[These cases are selected from the current Eng^Iish and American decisions not yet reg^arly reported, for the purpose of givint^ the latest and most prog-ressive work of the courts. No pains are spared in selecUnira//the cases, comparatively few in number, which disclose the general prog- res<« and tendencies of the law. When such cases are particularly suggestive, comments and refer- ences are added, if practicable.]
Conspiracy — Restraint of Trade — Combination to keep up Freight Rates and exclude Rival Traders. — An association of a number of ship- owners was formed to obtain a monopoly of the homeward tea trade, and keep up the rate of freight, by offering a rebate on freight to all merchants shipping exclusively by the association vessels, ffe/i^, that as the association was formed with the view of keeping the trade in their own hands, and not with a malicious intention of ruining the trade of other shipH>wners^ or through any personal ill- will towards them, it was not an agreemient in restraint of trade, and was not in unlawful conspiracy. The association did not pass ** the line which separates the reasonable and legitimate selfishness of traders from wrong and malice." Mogul SUaniship Co. v. McGregor ^ Gow, 4b Co., L. R. 21 Q. B. 544 (Eng.). See Marshall v. Penn, R, B. Co., 92 Pa. St. 150, accord. Constitutional Law — Due Process of Law — Appointment of Re- ceiver. — An act which provides that, upon the dissolution of a corporation by legislative action, the attorney.general shall bring suit to wind up its affoirs^ and may, upon application to the court, procure by an ex parte order the appoint- ment of a receiver who shall take possession of the property and convert it into money, ascertain and deteimine the liabilities of the corporation, and distribute the assets, is unconstitutional, because it amounts to a taking of the property without due process of law ftom those in whom it would legally vest in trust under the laws of the State; viz., the managers and directors at the time of dissolution. « The court has, by virtue of its general jurisdiction over trusts^ authority to appoint to a vacant trusteeship, and, perhaps, for cause, to remove fraudulent, dishonest, or incompetent trustees, and appoint others to perform the duties of the trust, in order to avoid a failure thereof; but we know of no authority for a court to appoint a receiver of property vested in trustees, without cause, and without notice to them, or opportunity afforded to defend their title and possession." People V. O'Brien, 18 N. E. Rep. 692 (N. Y.).
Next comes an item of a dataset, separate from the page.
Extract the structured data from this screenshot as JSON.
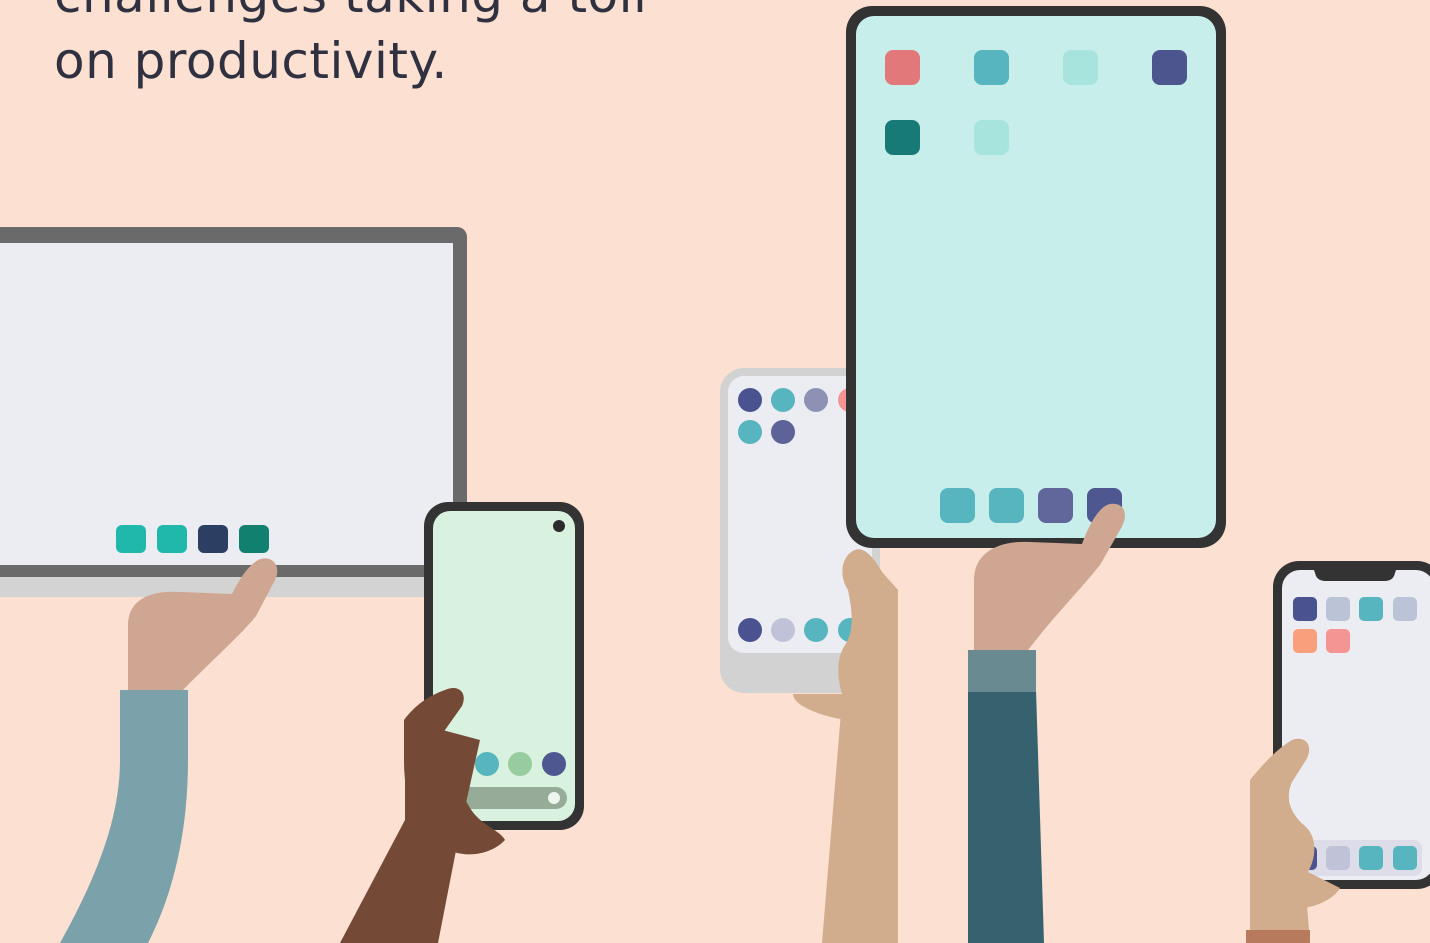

CONSTITITIONAL LAW — DUE PROCESS OF LaW — OBLIGATION OF C6N-
TRACTs — Effect of Rjteal of Charter on Corporate Property. — The Broadway Surface Railroad Company was duly incorporated unde'r the laws of New York State, and procured the necessary grants from the city of New York to lay tracks and to run cars over Broadway. It then, as it was permitted by statute, mortgaged its property as security for bonds issued by it, and entered into contracts with connecting lines. In 1886 statutes were passed dissolving the company, and directing the grants made by the city to be sold and the proceeds to be paid to the city, wholly ignoring the rights of stockholders, mortgagees, and contractors. This legislation was held unconstitutional, except that portion which operated to dissolve the corporation.
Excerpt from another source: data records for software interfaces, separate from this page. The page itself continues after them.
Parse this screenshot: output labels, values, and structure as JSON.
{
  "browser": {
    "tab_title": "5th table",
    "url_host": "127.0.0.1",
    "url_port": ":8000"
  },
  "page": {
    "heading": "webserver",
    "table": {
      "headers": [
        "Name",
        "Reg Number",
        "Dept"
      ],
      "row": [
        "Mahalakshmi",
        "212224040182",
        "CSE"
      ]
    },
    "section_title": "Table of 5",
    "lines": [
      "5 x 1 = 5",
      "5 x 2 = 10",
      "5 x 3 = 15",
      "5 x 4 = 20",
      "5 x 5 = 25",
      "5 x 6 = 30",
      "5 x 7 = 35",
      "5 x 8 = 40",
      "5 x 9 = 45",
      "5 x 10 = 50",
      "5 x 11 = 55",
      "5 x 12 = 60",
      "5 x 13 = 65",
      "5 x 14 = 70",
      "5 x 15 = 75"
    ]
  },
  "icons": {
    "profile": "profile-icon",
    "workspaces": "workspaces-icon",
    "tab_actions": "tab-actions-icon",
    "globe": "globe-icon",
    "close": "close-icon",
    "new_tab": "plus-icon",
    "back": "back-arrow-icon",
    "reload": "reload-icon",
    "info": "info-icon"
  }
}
The questions which arose were, first, whether the dissolution of the corpora- tion necessarily destroyed its property, so that the State could do what it pleased with what had been the corporate franchises^ without violating the constitt^tional provision against taking property without due process of law; secondly, what was the effect upon the charter of a reservation of power by the State to amend or repeal laws and charters.
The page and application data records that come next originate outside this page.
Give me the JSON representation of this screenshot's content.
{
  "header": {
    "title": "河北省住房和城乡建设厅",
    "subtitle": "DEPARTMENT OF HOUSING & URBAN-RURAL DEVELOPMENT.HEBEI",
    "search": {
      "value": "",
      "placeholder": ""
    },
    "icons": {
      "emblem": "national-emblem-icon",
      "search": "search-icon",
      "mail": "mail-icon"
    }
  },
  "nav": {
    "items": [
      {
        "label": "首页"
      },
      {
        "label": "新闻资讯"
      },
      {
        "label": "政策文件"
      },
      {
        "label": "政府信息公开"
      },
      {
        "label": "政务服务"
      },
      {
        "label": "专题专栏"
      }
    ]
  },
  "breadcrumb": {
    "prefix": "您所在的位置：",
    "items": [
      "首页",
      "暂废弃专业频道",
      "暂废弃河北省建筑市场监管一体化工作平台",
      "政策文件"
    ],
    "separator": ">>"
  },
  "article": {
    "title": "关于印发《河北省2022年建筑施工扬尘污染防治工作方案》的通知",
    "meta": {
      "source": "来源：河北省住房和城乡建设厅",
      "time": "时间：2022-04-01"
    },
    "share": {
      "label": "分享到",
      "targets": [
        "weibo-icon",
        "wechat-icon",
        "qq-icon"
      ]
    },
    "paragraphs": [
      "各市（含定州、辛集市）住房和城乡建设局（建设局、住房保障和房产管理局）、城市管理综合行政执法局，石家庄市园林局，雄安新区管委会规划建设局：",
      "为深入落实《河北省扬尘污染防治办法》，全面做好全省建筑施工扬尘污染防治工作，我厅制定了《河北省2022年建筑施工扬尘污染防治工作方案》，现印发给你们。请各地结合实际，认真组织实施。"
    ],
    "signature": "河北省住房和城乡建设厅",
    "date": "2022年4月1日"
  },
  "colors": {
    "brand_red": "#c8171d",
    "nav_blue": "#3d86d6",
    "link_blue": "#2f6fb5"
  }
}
(1.) It was said that the repeal of the charter, under a power reserved by the State, although destroying the corporate life did not destroy the corporate prop- erty, except in so far as such property is dependent upon the existence of the corporation for its lawful enjoyment: but that the dissolution of a corporation has no "other operation upon its contracts or property rights than the death of a natural person upon his." As it was said in Fletcher v. Peck^ 6 Cranch, 1 35, ** When a law is in the nature of a contract, when absolute rights have vested under that contract, a repeal of the law cannot divest these rights.*' There-